banked to the left to return to the Sorensen farm. The plane apparently hit a down current and crashed in a cornfield on the Jay farm. The plane, which was owned by Marvin and his brother Richard, caught fire in the crash and was completely demolished by the flames. Sorensen died a short time later at the Mary Greeley hospital in Ames. The site of the incident was just a matter of four or so miles from his home.
The Sorensen farm was just to the west of the Story County Home farm. The Jay farm was the west half of the northwest quarter of Sec 6 in Grant Twp. The site of the crash was just a short half mile south of the corner of Thirteenth Street and Dayton Rd on the east side of the road in Grant Township.
Ol' Milford farmer think; If bomb go off in middle of cow herd, there would be udder destruction.
The date is mentioned as 1945, but it may have been anytime between 1943-1945 when there was nice enough weather to have the windows of the school open. As told to Dale Hughes by Joe Harper `47:

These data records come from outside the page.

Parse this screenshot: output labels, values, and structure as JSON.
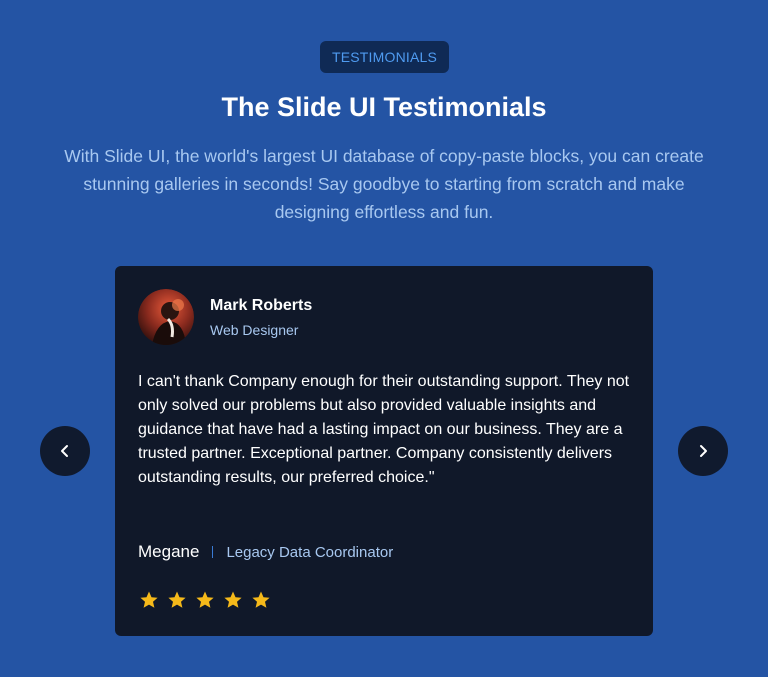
{
  "section": {
    "badge": "TESTIMONIALS",
    "title": "The Slide UI Testimonials",
    "subtitle": "With Slide UI, the world's largest UI database of copy-paste blocks, you can create stunning galleries in seconds! Say goodbye to starting from scratch and make designing effortless and fun."
  },
  "carousel": {
    "prev_icon": "chevron-left-icon",
    "next_icon": "chevron-right-icon"
  },
  "testimonial": {
    "name": "Mark Roberts",
    "role": "Web Designer",
    "quote": "I can't thank Company enough for their outstanding support. They not only solved our problems but also provided valuable insights and guidance that have had a lasting impact on our business. They are a trusted partner. Exceptional partner. Company consistently delivers outstanding results, our preferred choice.\"",
    "author_name": "Megane",
    "author_title": "Legacy Data Coordinator",
    "rating": 5
  },
  "colors": {
    "background": "#2454a4",
    "card": "#101829",
    "accent": "#4f9bf0",
    "star": "#f5b91a"
  }
}
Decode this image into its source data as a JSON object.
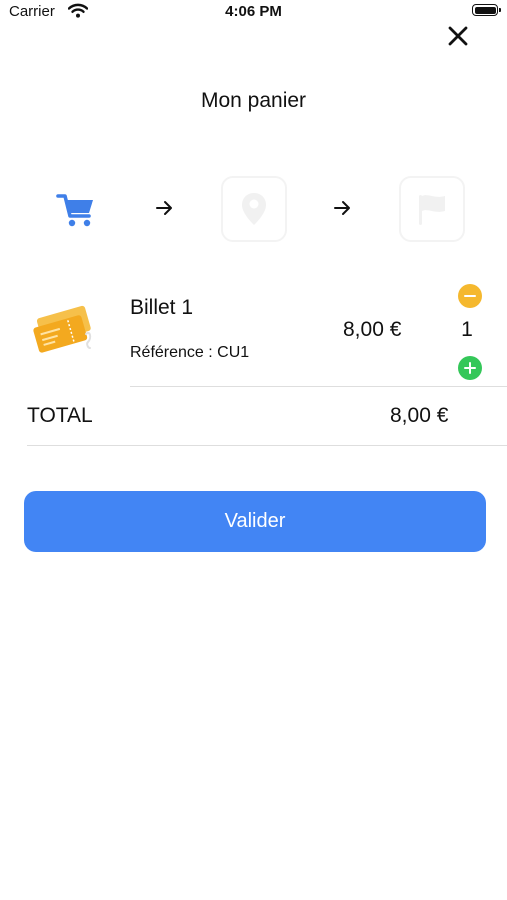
{
  "status_bar": {
    "carrier": "Carrier",
    "time": "4:06 PM"
  },
  "header": {
    "title": "Mon panier"
  },
  "stepper": {
    "steps": [
      {
        "icon": "cart-icon",
        "active": true
      },
      {
        "icon": "location-pin-icon",
        "active": false
      },
      {
        "icon": "flag-icon",
        "active": false
      }
    ]
  },
  "cart": {
    "items": [
      {
        "name": "Billet 1",
        "reference": "Référence : CU1",
        "price": "8,00 €",
        "quantity": "1",
        "icon": "ticket-icon"
      }
    ],
    "total_label": "TOTAL",
    "total_value": "8,00 €"
  },
  "actions": {
    "validate_label": "Valider"
  },
  "colors": {
    "accent": "#4285f4",
    "minus": "#f5b82e",
    "plus": "#34c759",
    "ticket": "#f5b32e"
  }
}
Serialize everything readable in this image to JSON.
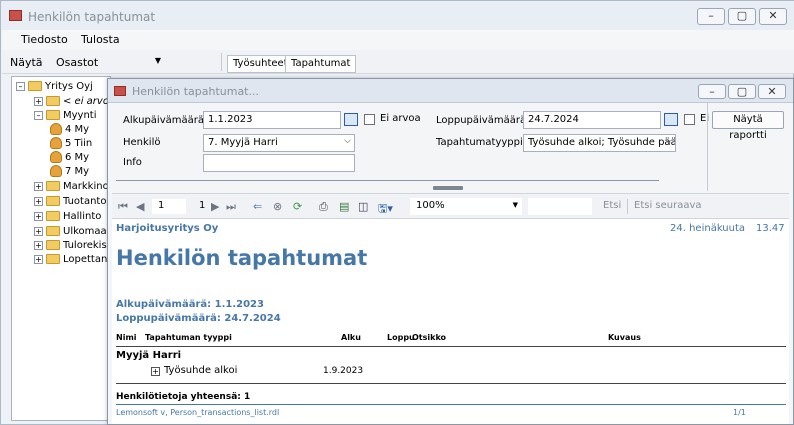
{
  "outer_window": {
    "title": "Henkilön tapahtumat",
    "controls": {
      "minimize": "–",
      "maximize": "▢",
      "close": "✕"
    }
  },
  "menu": [
    "Tiedosto",
    "Tulosta"
  ],
  "toolbar": {
    "show_label": "Näytä",
    "show_value": "Osastot",
    "tabs": [
      "Työsuhteet",
      "Tapahtumat"
    ]
  },
  "tree": {
    "root": "Yritys Oyj",
    "nodes": [
      {
        "label": "< ei arvoa",
        "type": "folder",
        "italic": true,
        "indent": 1,
        "expander": "+"
      },
      {
        "label": "Myynti",
        "type": "folder",
        "indent": 1,
        "expander": "–"
      },
      {
        "label": "4 My",
        "type": "person",
        "indent": 2
      },
      {
        "label": "5 Tiin",
        "type": "person",
        "indent": 2
      },
      {
        "label": "6 My",
        "type": "person",
        "indent": 2
      },
      {
        "label": "7 My",
        "type": "person",
        "indent": 2
      },
      {
        "label": "Markkino",
        "type": "folder",
        "indent": 1,
        "expander": "+"
      },
      {
        "label": "Tuotanto",
        "type": "folder",
        "indent": 1,
        "expander": "+"
      },
      {
        "label": "Hallinto",
        "type": "folder",
        "indent": 1,
        "expander": "+"
      },
      {
        "label": "Ulkomaa",
        "type": "folder",
        "indent": 1,
        "expander": "+"
      },
      {
        "label": "Tulorekis",
        "type": "folder",
        "indent": 1,
        "expander": "+"
      },
      {
        "label": "Lopettan",
        "type": "folder",
        "indent": 1,
        "expander": "+"
      }
    ]
  },
  "inner_window": {
    "title": "Henkilön tapahtumat..."
  },
  "form": {
    "start_label": "Alkupäivämäärä",
    "start_value": "1.1.2023",
    "no_value_label": "Ei arvoa",
    "end_label": "Loppupäivämäärä",
    "end_value": "24.7.2024",
    "end_checkbox_label": "Ei",
    "person_label": "Henkilö",
    "person_value": "7. Myyjä Harri",
    "type_label": "Tapahtumatyyppi",
    "type_value": "Työsuhde alkoi; Työsuhde pää",
    "info_label": "Info",
    "info_value": "",
    "show_report_button": "Näytä raportti"
  },
  "report_toolbar": {
    "page_current": "1",
    "page_total": "1",
    "zoom": "100%",
    "search_value": "",
    "find": "Etsi",
    "find_next": "Etsi seuraava"
  },
  "report": {
    "company": "Harjoitusyritys Oy",
    "date": "24. heinäkuuta",
    "time": "13.47",
    "title": "Henkilön tapahtumat",
    "start_line": "Alkupäivämäärä: 1.1.2023",
    "end_line": "Loppupäivämäärä: 24.7.2024",
    "headers": {
      "name": "Nimi",
      "type": "Tapahtuman tyyppi",
      "start": "Alku",
      "end": "Loppu",
      "heading": "Otsikko",
      "description": "Kuvaus"
    },
    "person": "Myyjä Harri",
    "event_type": "Työsuhde alkoi",
    "event_start": "1.9.2023",
    "total": "Henkilötietoja yhteensä: 1",
    "footer_left": "Lemonsoft v, Person_transactions_list.rdl",
    "footer_right": "1/1"
  },
  "colors": {
    "accent": "#4577a8",
    "folder": "#f2cc63",
    "person": "#e7a23a"
  }
}
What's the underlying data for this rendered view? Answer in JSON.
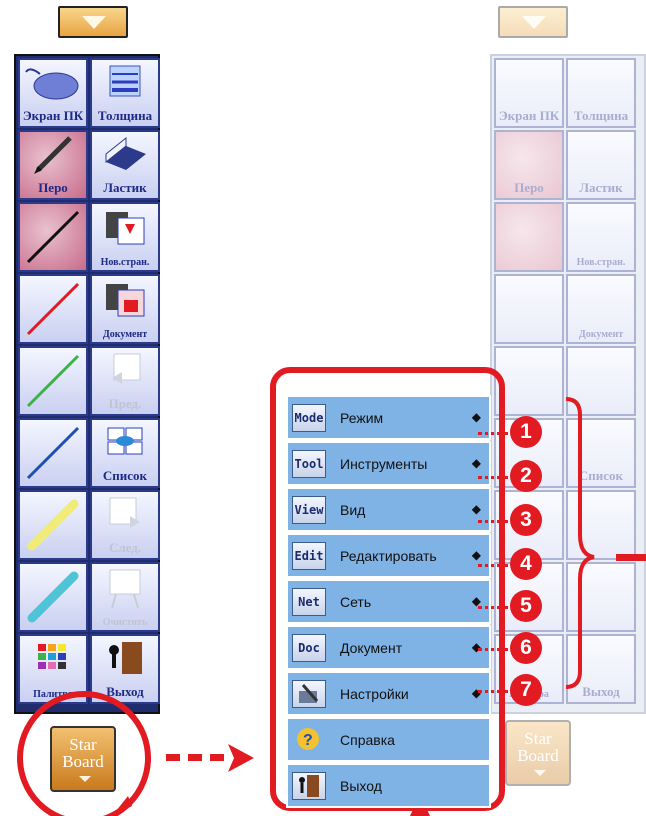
{
  "toolbar_left": {
    "cells": [
      {
        "label": "Экран ПК",
        "icon": "mouse-icon"
      },
      {
        "label": "Толщина",
        "icon": "line-width-icon"
      },
      {
        "label": "Перо",
        "icon": "pen-icon"
      },
      {
        "label": "Ластик",
        "icon": "eraser-icon"
      },
      {
        "label": "",
        "icon": "black-line-icon"
      },
      {
        "label": "Нов.стран.",
        "icon": "new-page-icon"
      },
      {
        "label": "",
        "icon": "red-line-icon"
      },
      {
        "label": "Документ",
        "icon": "document-icon"
      },
      {
        "label": "",
        "icon": "green-line-icon"
      },
      {
        "label": "Пред.",
        "icon": "previous-page-icon"
      },
      {
        "label": "",
        "icon": "blue-line-icon"
      },
      {
        "label": "Список",
        "icon": "page-list-icon"
      },
      {
        "label": "",
        "icon": "yellow-highlighter-icon"
      },
      {
        "label": "След.",
        "icon": "next-page-icon"
      },
      {
        "label": "",
        "icon": "cyan-highlighter-icon"
      },
      {
        "label": "Очистить",
        "icon": "clear-board-icon"
      },
      {
        "label": "Палитра",
        "icon": "palette-icon"
      },
      {
        "label": "Выход",
        "icon": "exit-door-icon"
      }
    ]
  },
  "starboard_button": {
    "line1": "Star",
    "line2": "Board"
  },
  "menu": {
    "items": [
      {
        "icon_text": "Mode",
        "label": "Режим",
        "arrow": "◆",
        "num": "1"
      },
      {
        "icon_text": "Tool",
        "label": "Инструменты",
        "arrow": "◆",
        "num": "2"
      },
      {
        "icon_text": "View",
        "label": "Вид",
        "arrow": "◆",
        "num": "3"
      },
      {
        "icon_text": "Edit",
        "label": "Редактировать",
        "arrow": "◆",
        "num": "4"
      },
      {
        "icon_text": "Net",
        "label": "Сеть",
        "arrow": "◆",
        "num": "5"
      },
      {
        "icon_text": "Doc",
        "label": "Документ",
        "arrow": "◆",
        "num": "6"
      },
      {
        "icon_text": "",
        "label": "Настройки",
        "arrow": "◆",
        "num": "7"
      },
      {
        "icon_text": "",
        "label": "Справка",
        "arrow": "",
        "num": ""
      },
      {
        "icon_text": "",
        "label": "Выход",
        "arrow": "",
        "num": ""
      }
    ]
  },
  "colors": {
    "accent": "#e21b23",
    "menu_bg": "#7fb2e5",
    "toolbar_label": "#1e2a86"
  }
}
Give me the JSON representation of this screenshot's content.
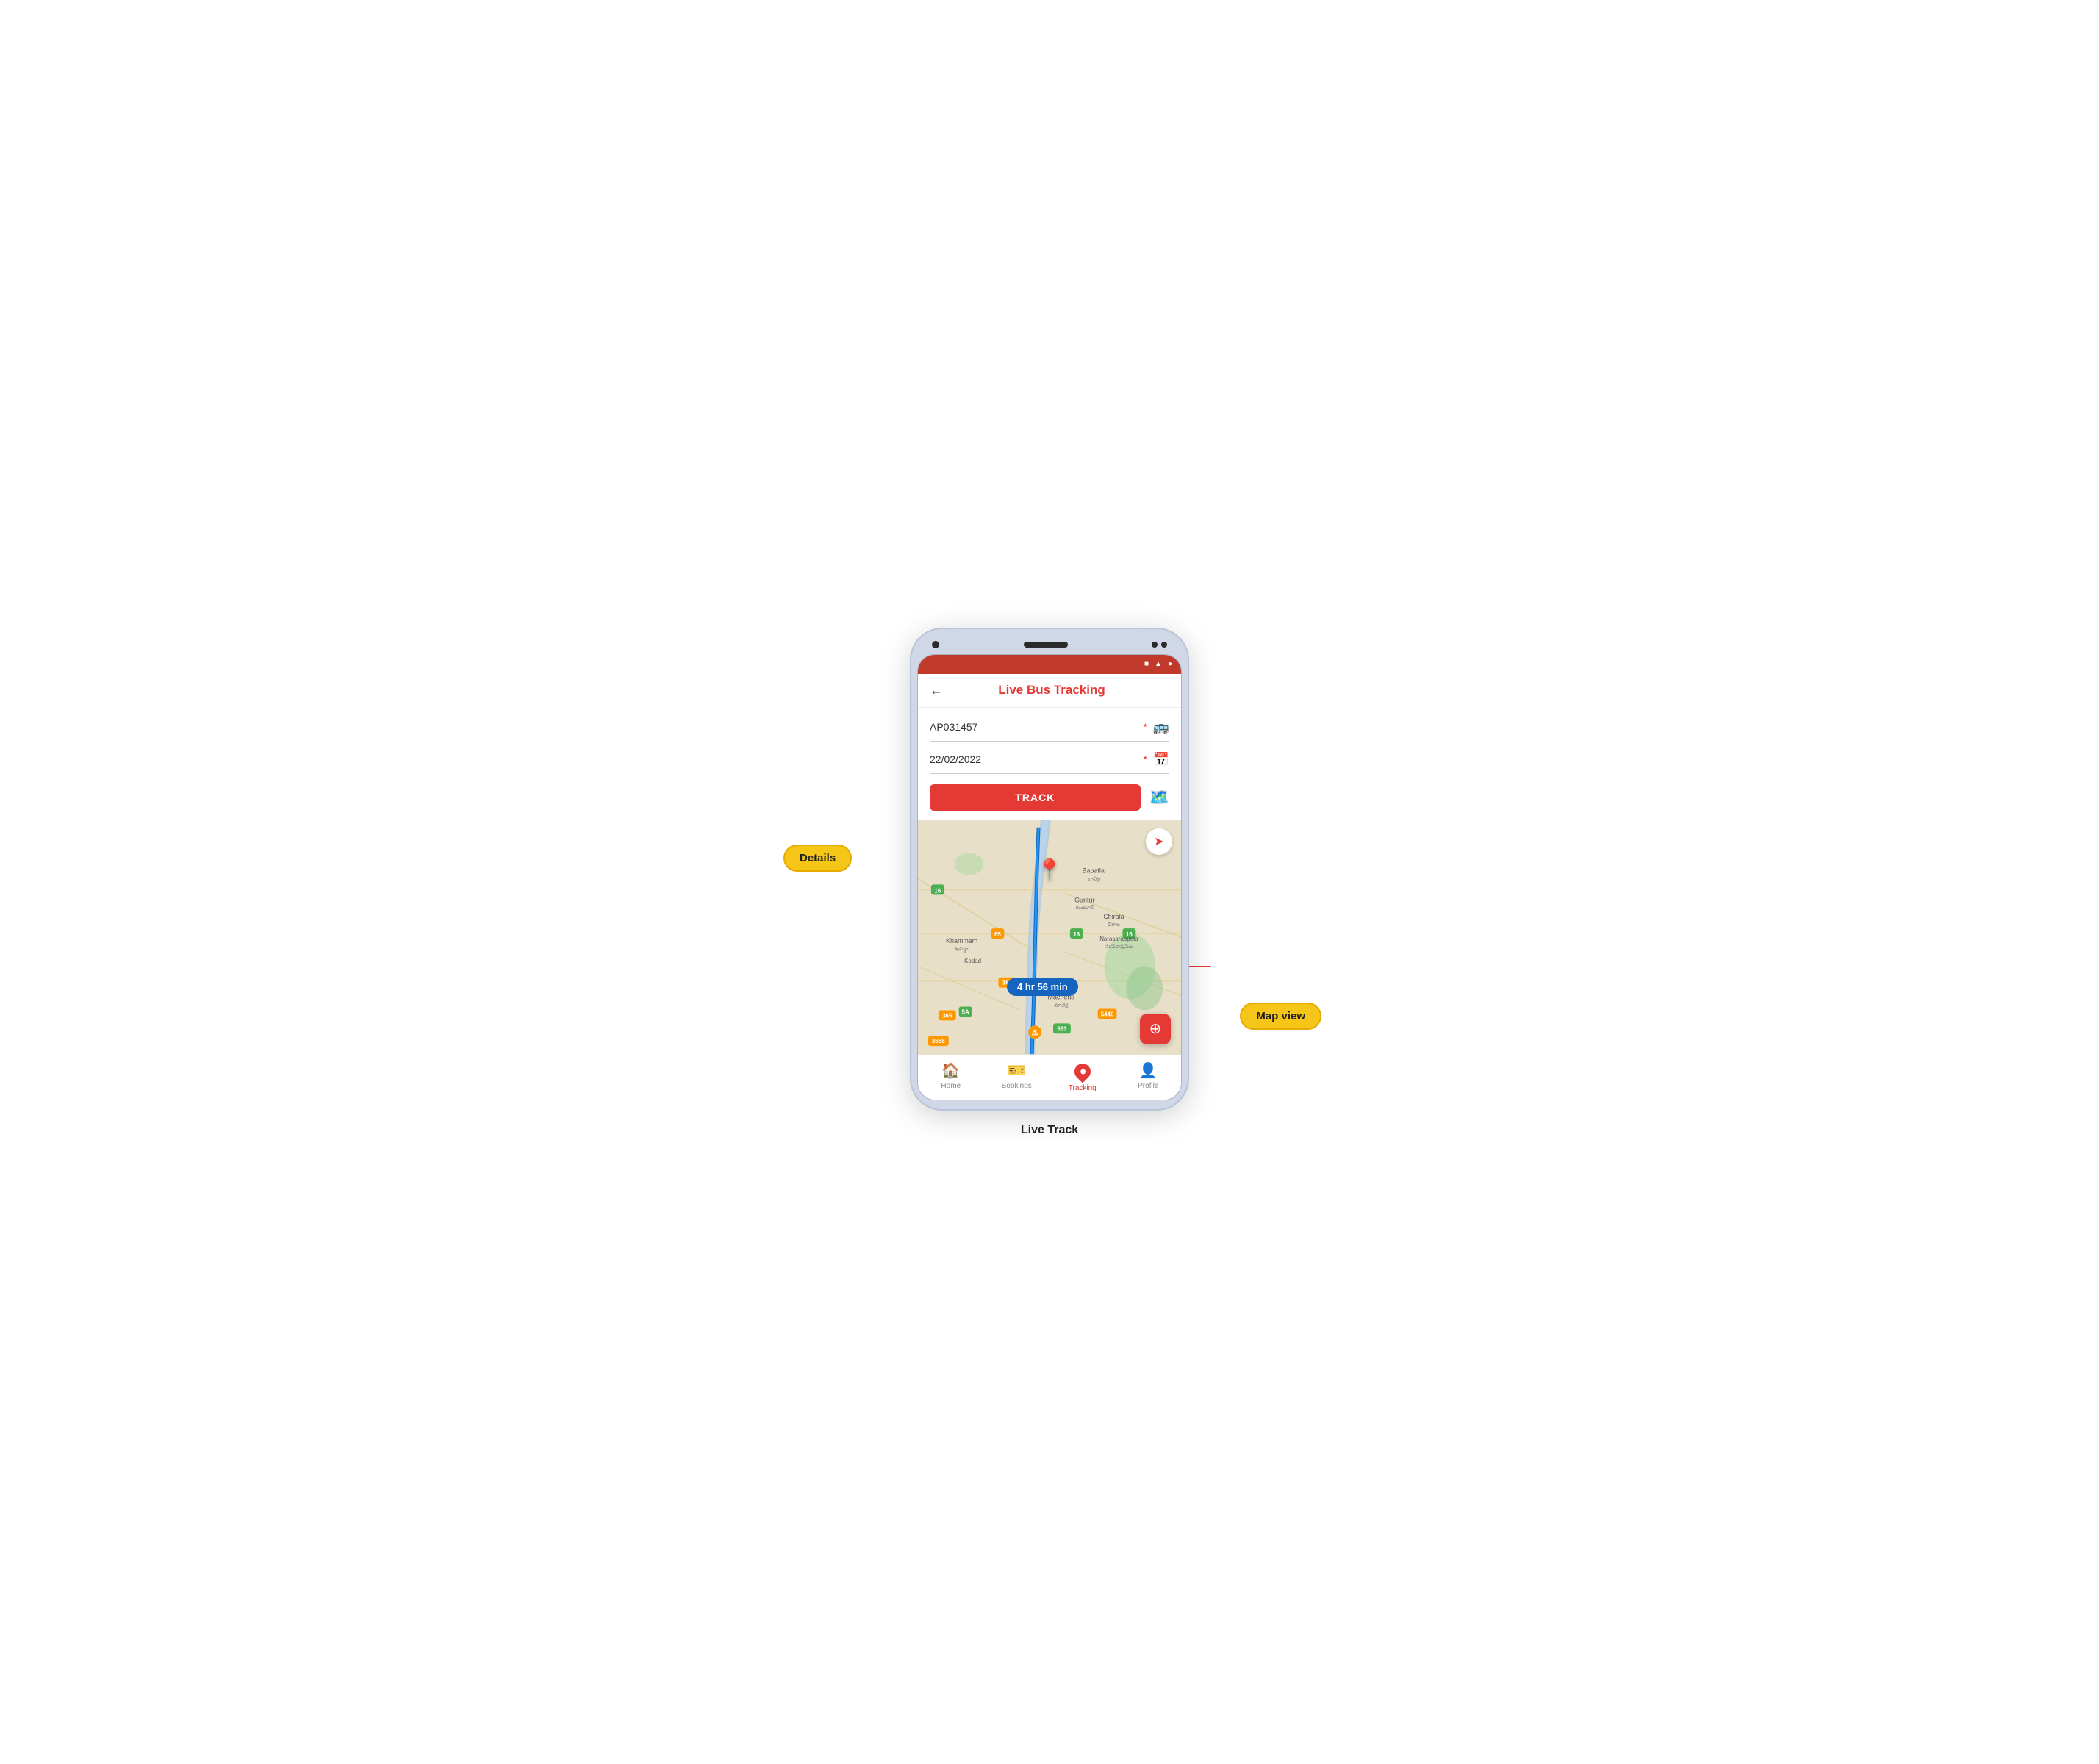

Anticipation, excitement, and suspense swept through Milford Twp School when the news of a impend- ing flyby by a graduate of the School was spread through the student body toward the end of the war in 1944 or 1945. The hero at the controls of a first line fighterplane, a P-38, was James McCord `39. Joe Harper was in the shop room, in the very southwest of the first floor, when the plane was heard and the shop boys clambered out the windows in their haste to see this great fighting machine. Mr Halverson, the Superintendent, was the instructor and didn't seem too upset by either the action of one of his former students, James McCord, who now was "an American fighting man" or the action of his shop class in bailing out of the class room win- dows. They reluctantly returned to the class after the plane had made its second sweep of the area at about tree top level and disappeared. James McCord's parents lived at the Story County Home where his Dad, Earl, was the Supt. and so it is easy to assume that perhaps the P-38 buzzed the county home and then the school. Perhaps James came up from the south and buzzed the county home and continued his flight up toward the school and pulled up after passing the school, did a sharp turn and dove back down to tree top level and went to the southeast and buzzed the county home again and then back to the business of flying for Uncle Sam. He could have been going about 400 mph or so, and at 9 seconds a mile, it wouldn't take long to cover the three miles from one